Wondering what its like to work as a cook in a restaurant? Start with Part One of this article
5. You won’t be rich tomorrow
As with any industry, you have to start at the bottom on work your way up! Unfortunately the restaurant industry takes quite a while to work up the ranks! Of course once you work your way up to sous-chef, or even Chef, you could end up with a very decent salary depending on the establishment! What can you earn as a line-cook though? That depends on your experience. You’ll very likely start at minimum wage (or very close to it). Its a lot of work, long hours, and not a great amount of pay. As you work your way up (better restaurants, different sections), your pay will increase. A cook working in a salad station will not earn as much as the cook making the steaks. As an experienced line cook, in a high-end place, on the most demanding sections (and if you’re good) you could likely earn anywhere around $20-$30/hour, however in most restaurants, you’ll likely be in the $12-$16/hr range.
Some restaurants have tip-share as well. The cooks will get a portion of the tips the servers earn. This doesn’t happen everywhere, but I would say most do it. This could add anywhere fro 50 cents to $1.50 per hour of work to your earnings.
6. You never stop learning
Every restaurant has different sections on the line. From Salads/Apps, Sides, Seafood, Grill, Sautee, etc, there is a lot to learn working in any particular restaurant. Each section comes with their own techniques and requirements. It can take years to learn every section in one restaurant, and it can take even longer to get good at each of them. Not only will you learn from the Chef/Sous-Chef, as you get to know your fellow co-workers, you’ll learn from each of them as well. As a line-cook you pick up techniques, tricks, and trips at every place you work. As you work with new people, you teach them, and learn from them! Its a never ending process, and if you enjoy cooking, you’ll really love it.

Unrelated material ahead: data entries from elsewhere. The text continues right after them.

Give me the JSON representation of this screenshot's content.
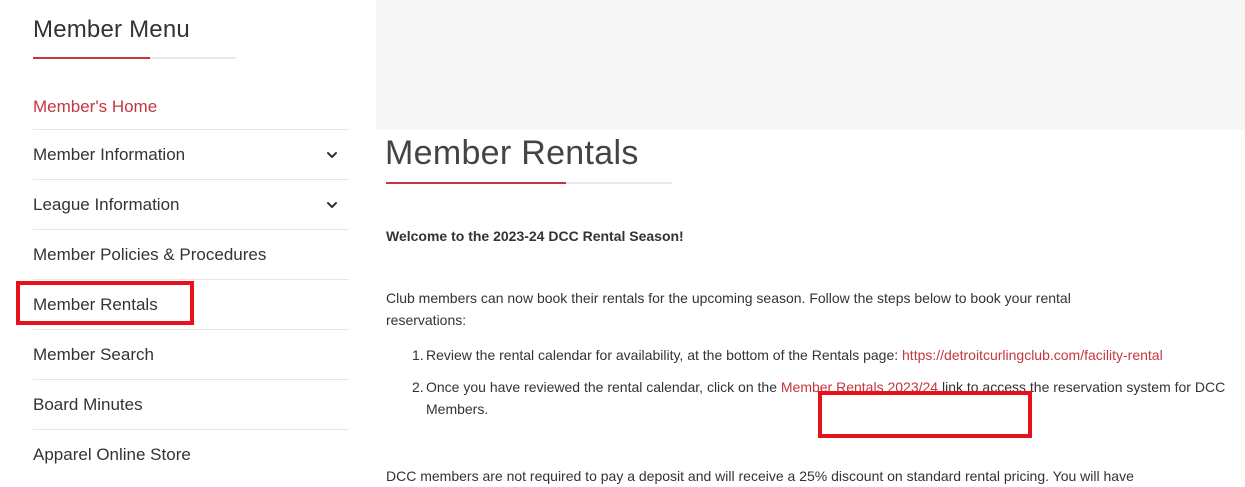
{
  "sidebar": {
    "title": "Member Menu",
    "items": [
      {
        "label": "Member's Home",
        "active": true,
        "has_dropdown": false
      },
      {
        "label": "Member Information",
        "active": false,
        "has_dropdown": true
      },
      {
        "label": "League Information",
        "active": false,
        "has_dropdown": true
      },
      {
        "label": "Member Policies & Procedures",
        "active": false,
        "has_dropdown": false
      },
      {
        "label": "Member Rentals",
        "active": false,
        "has_dropdown": false
      },
      {
        "label": "Member Search",
        "active": false,
        "has_dropdown": false
      },
      {
        "label": "Board Minutes",
        "active": false,
        "has_dropdown": false
      },
      {
        "label": "Apparel Online Store",
        "active": false,
        "has_dropdown": false
      }
    ]
  },
  "main": {
    "title": "Member Rentals",
    "welcome": "Welcome to the 2023-24 DCC Rental Season!",
    "intro": "Club members can now book their rentals for the upcoming season. Follow the steps below to book your rental reservations:",
    "steps": [
      {
        "number": "1.",
        "text_before": "Review the rental calendar for availability, at the bottom of the Rentals page: ",
        "link": "https://detroitcurlingclub.com/facility-rental",
        "text_after": ""
      },
      {
        "number": "2.",
        "text_before": "Once you have reviewed the rental calendar, click on the ",
        "link": "Member Rentals 2023/24",
        "text_after": " link to access the reservation system for DCC Members."
      }
    ],
    "note": "DCC members are not required to pay a deposit and will receive a 25% discount on standard rental pricing. You will have"
  },
  "icons": {
    "dropdown": "chevron-down-icon"
  },
  "colors": {
    "accent": "#c4373d",
    "highlight": "#e8101a",
    "text": "#333333",
    "banner": "#f7f7f7"
  }
}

7. You get picky at other restaurants
When you’ve spent years ‘perfecting’ your technique, and learning how to make your food taste great,you start to get a bit picky when you go out for dinner. I’ve made mistakes making food and ‘yelled’ at by my Chef. So I make sure not to make those mistakes again. When I go out to a restaurant, and I see those same mistakes being made (and this is what I’m paying to eat…!), you start to enjoy it a bit less. This won’t be true for everyone, but as your standards as a cook start to go up, you’ll start looking for better and better food when you go out to eat.
8. An incredible sense of satisfaction
When you make something that looks incredible, and you put it on the plate right before it goes out to the guest, you have a tiny moment where you smile on the inside. Its a good feeling when you see something YOU made go out, and you’re proud of how it looks. It’s an even better feeling when the server comes back 10 minutes later and tells you the guest LOVED their food.
When you’re really passionate about what you’re making, and you put in your best effort to make it the best, and you nail it, is a great feeling.
Getting a compliment from your Sous-Chef or Chef is a great feeling as well. I’ve cooked a steak and put it on the plate and the Chef or Sous-Chef has said “Damn! thats looks GOOD”, it really makes you smile. It makes you strive to hear that every time you make anything. Its the same as a perfect golf shot. You hit the ball perfectly, and it lands exactly where you wanted it. You can’t WAIT until you do it again.
The same is true when you do poorly. If you have food come back, its upsetting. It really makes you try harder and do everything you can to get those good comments back.
That’s a quick look into what its actually like working in a restaurant as a cook. If you have any thoughts or questions, leave a comment below! Remember to follow @SeeRecipe on twitter and on Facebook.com/SeeRecipe to get all the latest!